Trevor Saruwaka, the opposition Movement for Democratic Change (MDC-T) legislator for Mutasa Central, was on Thursday barred from joining the traditional procession during the official opening of parliament because he was wearing a jacket designed with national colours.
The dreadlocked lawmaker looked smart in the jacket with vertical stripes of red, gold and green, complete with a maroon neck tie and a white shirt on dark pants .
But the security personnel at parliament had a different view of his attire and barred him from joining the procession until proceedings were over.
Out of frustration, Saruwaka went away.
“There was no point in my remaining at parliament when the security viciously stopped me from joining the procession. That is bad because Zanu PF is now criminalising patriotism. The flag is a national symbol and there is nothing untoward with wearing the colours that identify us as Zimbabweans,” Saruwaka told Nehanda Radio.
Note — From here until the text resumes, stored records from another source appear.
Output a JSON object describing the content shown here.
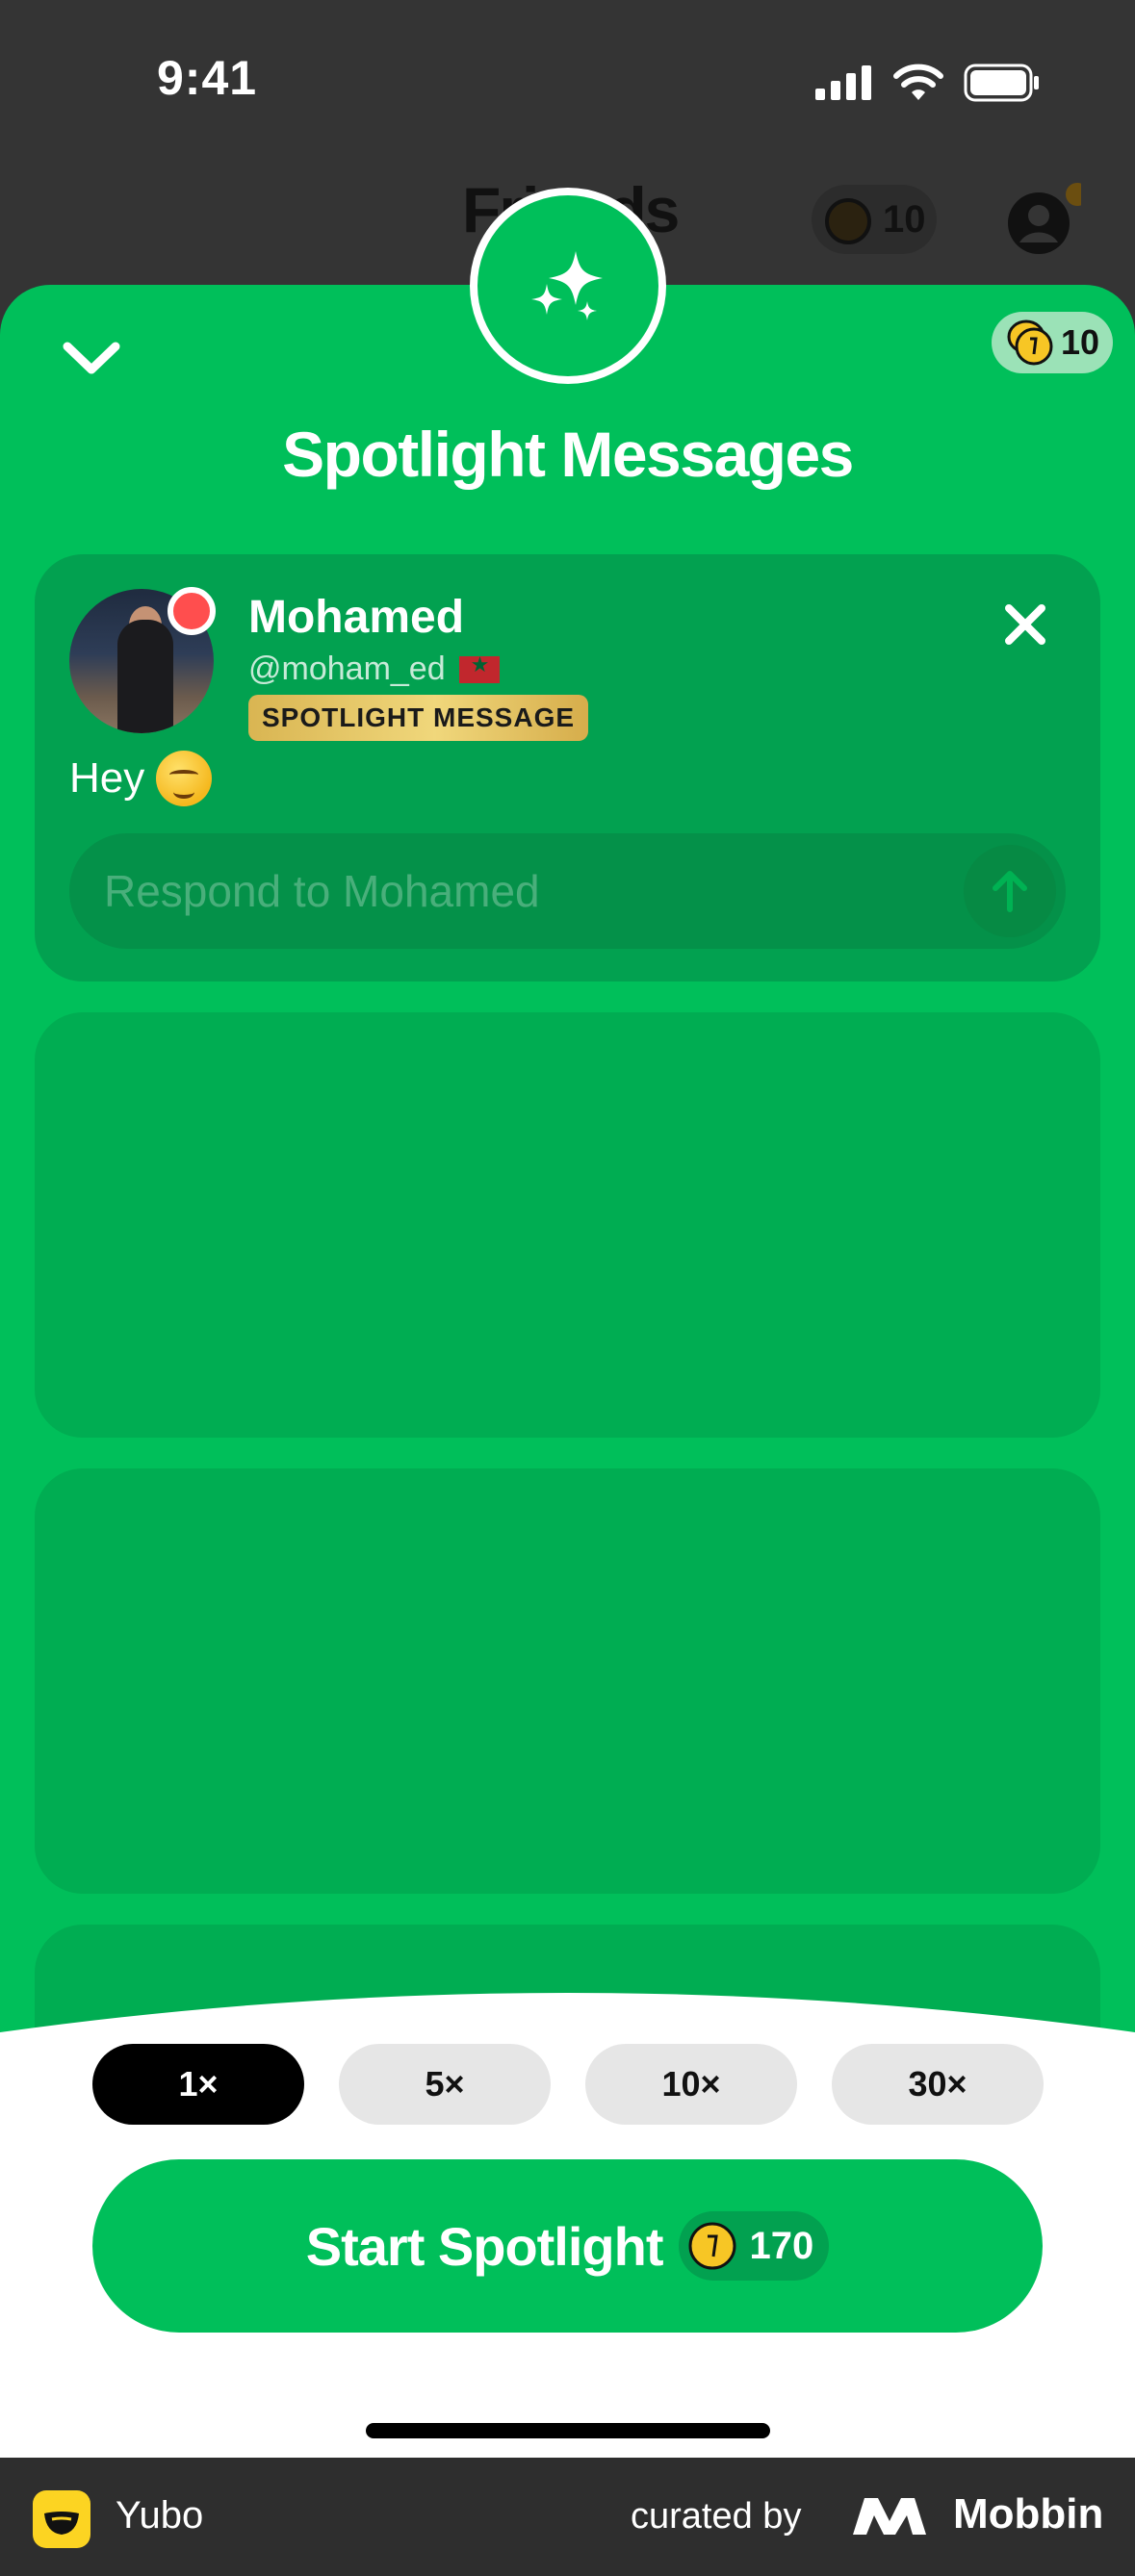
{
  "status_bar": {
    "time": "9:41"
  },
  "background_header": {
    "title": "Friends",
    "coins": "10"
  },
  "sheet": {
    "title": "Spotlight Messages",
    "coin_balance": "10"
  },
  "message_card": {
    "name": "Mohamed",
    "handle": "@moham_ed",
    "badge": "SPOTLIGHT MESSAGE",
    "message": "Hey",
    "reply_placeholder": "Respond to Mohamed"
  },
  "multipliers": [
    {
      "label": "1×",
      "selected": true
    },
    {
      "label": "5×",
      "selected": false
    },
    {
      "label": "10×",
      "selected": false
    },
    {
      "label": "30×",
      "selected": false
    }
  ],
  "start_button": {
    "label": "Start Spotlight",
    "price": "170"
  },
  "footer": {
    "app_name": "Yubo",
    "curated_by": "curated by",
    "brand": "Mobbin"
  },
  "colors": {
    "accent_green": "#00bf5a",
    "gold": "#f0d77b",
    "live_red": "#ff4e4e"
  }
}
When the security personnel barred him from joining the traditional procession, he requested to see the Clerk of Parliament, Kennedy Chokuda.
Chokuda, however, only spoke to him on the phone and threw his support behind the security details, insisting that the house had ruled that legislators must not report for business draped in the national flag.
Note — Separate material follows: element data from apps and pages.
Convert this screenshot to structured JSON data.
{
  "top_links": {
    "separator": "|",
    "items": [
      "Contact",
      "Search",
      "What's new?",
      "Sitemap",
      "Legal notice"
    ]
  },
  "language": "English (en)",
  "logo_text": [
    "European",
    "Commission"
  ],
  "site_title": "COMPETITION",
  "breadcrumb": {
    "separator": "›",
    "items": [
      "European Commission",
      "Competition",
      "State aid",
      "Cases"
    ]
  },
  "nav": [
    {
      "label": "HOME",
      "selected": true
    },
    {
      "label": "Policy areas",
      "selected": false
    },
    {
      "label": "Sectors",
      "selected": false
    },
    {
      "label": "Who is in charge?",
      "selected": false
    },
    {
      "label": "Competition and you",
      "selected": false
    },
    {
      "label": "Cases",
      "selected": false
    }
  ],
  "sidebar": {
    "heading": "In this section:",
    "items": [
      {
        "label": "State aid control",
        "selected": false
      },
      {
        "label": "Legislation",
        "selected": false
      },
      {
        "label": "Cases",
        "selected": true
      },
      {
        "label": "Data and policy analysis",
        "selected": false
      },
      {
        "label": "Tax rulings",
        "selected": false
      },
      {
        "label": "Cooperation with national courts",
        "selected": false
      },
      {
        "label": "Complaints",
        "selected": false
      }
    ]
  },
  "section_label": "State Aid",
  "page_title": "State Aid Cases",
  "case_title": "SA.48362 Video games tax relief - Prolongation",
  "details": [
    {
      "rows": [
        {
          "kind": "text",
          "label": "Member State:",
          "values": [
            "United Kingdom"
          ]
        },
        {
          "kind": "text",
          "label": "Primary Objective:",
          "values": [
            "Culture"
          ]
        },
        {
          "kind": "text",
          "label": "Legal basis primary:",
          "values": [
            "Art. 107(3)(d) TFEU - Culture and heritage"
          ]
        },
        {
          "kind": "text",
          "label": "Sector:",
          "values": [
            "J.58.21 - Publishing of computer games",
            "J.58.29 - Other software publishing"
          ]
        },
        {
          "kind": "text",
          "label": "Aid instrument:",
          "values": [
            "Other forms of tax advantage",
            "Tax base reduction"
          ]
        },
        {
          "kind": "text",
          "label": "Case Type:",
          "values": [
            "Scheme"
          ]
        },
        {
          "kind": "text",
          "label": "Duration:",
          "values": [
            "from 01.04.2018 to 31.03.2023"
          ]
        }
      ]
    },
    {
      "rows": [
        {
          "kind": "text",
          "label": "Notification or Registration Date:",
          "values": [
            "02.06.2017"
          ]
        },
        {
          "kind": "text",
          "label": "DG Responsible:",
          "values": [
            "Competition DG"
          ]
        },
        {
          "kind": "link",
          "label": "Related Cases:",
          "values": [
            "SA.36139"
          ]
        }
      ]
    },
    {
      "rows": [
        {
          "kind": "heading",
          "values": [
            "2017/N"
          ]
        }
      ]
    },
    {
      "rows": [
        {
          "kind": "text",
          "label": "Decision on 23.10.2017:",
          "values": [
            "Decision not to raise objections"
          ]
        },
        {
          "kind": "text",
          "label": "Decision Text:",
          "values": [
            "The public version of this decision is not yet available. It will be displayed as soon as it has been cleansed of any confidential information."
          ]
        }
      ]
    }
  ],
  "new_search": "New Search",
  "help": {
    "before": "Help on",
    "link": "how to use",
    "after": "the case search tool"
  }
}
It was the third time that Saruwaka was involved in a standoff with the Speaker of Parliament over wearing the national flag.
He was among the MPs who introduced wearing the Zimbabwean flag in July during national protests against President Robert Mugabe’s government.
Donning the flag was popularised by Evan Mawarire, a pastor who headed the activist campaign #ThisFlag which moblised citizens to demonstrate against the Mugabe government.
Mawarire is now living in self-exile in the USA after receiving threats from Mugabe and security agents and following his arrest for alleged treason.
The speaker, however, banned the flag when it became popular in the house too.
“The problem with the Zanu PF establishment is that it thinks that national colours and the flag were invented by Mawarire, who they don’t like.
“I bonded with the national flag when I was young, so I was not taught to love it this year by Mawarire. I was embarrassed and prejudiced for identifying with my nationality. That is weird and you will never hear about it elsewhere in the world.
“Interestingly, we are allowed to wear Nigerian and African attire in parliament, yet when we try to create a local culture of dress in parliament, we become very bad people,” said Saruwaka.
He insisted that security personnel and the clerk of parliament had no power to bar him from joining the procession, and said he was mulling making a constitutional challenge against the decision to bar national colours in the house. Nehanda Radio